→ **WORK TASK**:
Set down, in full, every record in the block.

===============

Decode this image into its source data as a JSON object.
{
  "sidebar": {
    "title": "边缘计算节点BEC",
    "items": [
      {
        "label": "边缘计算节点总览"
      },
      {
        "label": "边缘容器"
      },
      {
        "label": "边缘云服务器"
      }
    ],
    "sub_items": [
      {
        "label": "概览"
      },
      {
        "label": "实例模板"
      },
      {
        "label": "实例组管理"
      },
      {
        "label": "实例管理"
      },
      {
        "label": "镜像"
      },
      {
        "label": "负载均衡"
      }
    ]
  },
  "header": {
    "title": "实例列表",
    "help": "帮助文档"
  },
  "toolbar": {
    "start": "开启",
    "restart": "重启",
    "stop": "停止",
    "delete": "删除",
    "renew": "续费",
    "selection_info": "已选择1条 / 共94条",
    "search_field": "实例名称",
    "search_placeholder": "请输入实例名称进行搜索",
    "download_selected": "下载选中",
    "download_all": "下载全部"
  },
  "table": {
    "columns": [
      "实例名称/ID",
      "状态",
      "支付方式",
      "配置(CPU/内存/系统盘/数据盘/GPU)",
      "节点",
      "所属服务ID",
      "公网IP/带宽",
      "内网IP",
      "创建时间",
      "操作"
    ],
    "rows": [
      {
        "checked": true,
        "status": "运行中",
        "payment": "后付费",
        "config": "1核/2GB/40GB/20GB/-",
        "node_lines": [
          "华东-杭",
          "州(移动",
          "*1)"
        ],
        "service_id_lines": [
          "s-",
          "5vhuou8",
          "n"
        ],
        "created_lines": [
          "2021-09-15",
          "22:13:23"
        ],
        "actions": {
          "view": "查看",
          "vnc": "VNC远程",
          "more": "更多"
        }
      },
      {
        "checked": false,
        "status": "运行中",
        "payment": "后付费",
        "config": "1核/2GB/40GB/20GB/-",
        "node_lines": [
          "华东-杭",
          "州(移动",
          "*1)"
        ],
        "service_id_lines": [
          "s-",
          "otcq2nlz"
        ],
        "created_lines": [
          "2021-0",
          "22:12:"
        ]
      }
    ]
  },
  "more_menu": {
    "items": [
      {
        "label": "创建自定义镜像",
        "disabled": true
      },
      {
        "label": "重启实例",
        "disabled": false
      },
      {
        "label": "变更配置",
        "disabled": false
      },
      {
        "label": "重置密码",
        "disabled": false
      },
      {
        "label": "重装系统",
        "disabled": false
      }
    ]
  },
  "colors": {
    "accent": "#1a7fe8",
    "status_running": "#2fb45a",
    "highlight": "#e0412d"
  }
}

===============

→ **TASK RESPONSE**:
Decode this image into its source data as a JSON object.
{
  "sidebar": {
    "title": "边缘计算节点BEC",
    "items": [
      {
        "label": "边缘计算节点总览"
      },
      {
        "label": "边缘容器"
      },
      {
        "label": "边缘云服务器"
      }
    ],
    "sub_items": [
      {
        "label": "概览"
      },
      {
        "label": "实例模板"
      },
      {
        "label": "实例组管理"
      },
      {
        "label": "实例管理"
      },
      {
        "label": "镜像"
      },
      {
        "label": "负载均衡"
      }
    ]
  },
  "header": {
    "title": "实例列表",
    "help": "帮助文档"
  },
  "toolbar": {
    "start": "开启",
    "restart": "重启",
    "stop": "停止",
    "delete": "删除",
    "renew": "续费",
    "selection_info": "已选择1条 / 共94条",
    "search_field": "实例名称",
    "search_placeholder": "请输入实例名称进行搜索",
    "download_selected": "下载选中",
    "download_all": "下载全部"
  },
  "table": {
    "columns": [
      "实例名称/ID",
      "状态",
      "支付方式",
      "配置(CPU/内存/系统盘/数据盘/GPU)",
      "节点",
      "所属服务ID",
      "公网IP/带宽",
      "内网IP",
      "创建时间",
      "操作"
    ],
    "rows": [
      {
        "checked": true,
        "status": "运行中",
        "payment": "后付费",
        "config": "1核/2GB/40GB/20GB/-",
        "node_lines": [
          "华东-杭",
          "州(移动",
          "*1)"
        ],
        "service_id_lines": [
          "s-",
          "5vhuou8",
          "n"
        ],
        "created_lines": [
          "2021-09-15",
          "22:13:23"
        ],
        "actions": {
          "view": "查看",
          "vnc": "VNC远程",
          "more": "更多"
        }
      },
      {
        "checked": false,
        "status": "运行中",
        "payment": "后付费",
        "config": "1核/2GB/40GB/20GB/-",
        "node_lines": [
          "华东-杭",
          "州(移动",
          "*1)"
        ],
        "service_id_lines": [
          "s-",
          "otcq2nlz"
        ],
        "created_lines": [
          "2021-0",
          "22:12:"
        ]
      }
    ]
  },
  "more_menu": {
    "items": [
      {
        "label": "创建自定义镜像",
        "disabled": true
      },
      {
        "label": "重启实例",
        "disabled": false
      },
      {
        "label": "变更配置",
        "disabled": false
      },
      {
        "label": "重置密码",
        "disabled": false
      },
      {
        "label": "重装系统",
        "disabled": false
      }
    ]
  },
  "colors": {
    "accent": "#1a7fe8",
    "status_running": "#2fb45a",
    "highlight": "#e0412d"
  }
}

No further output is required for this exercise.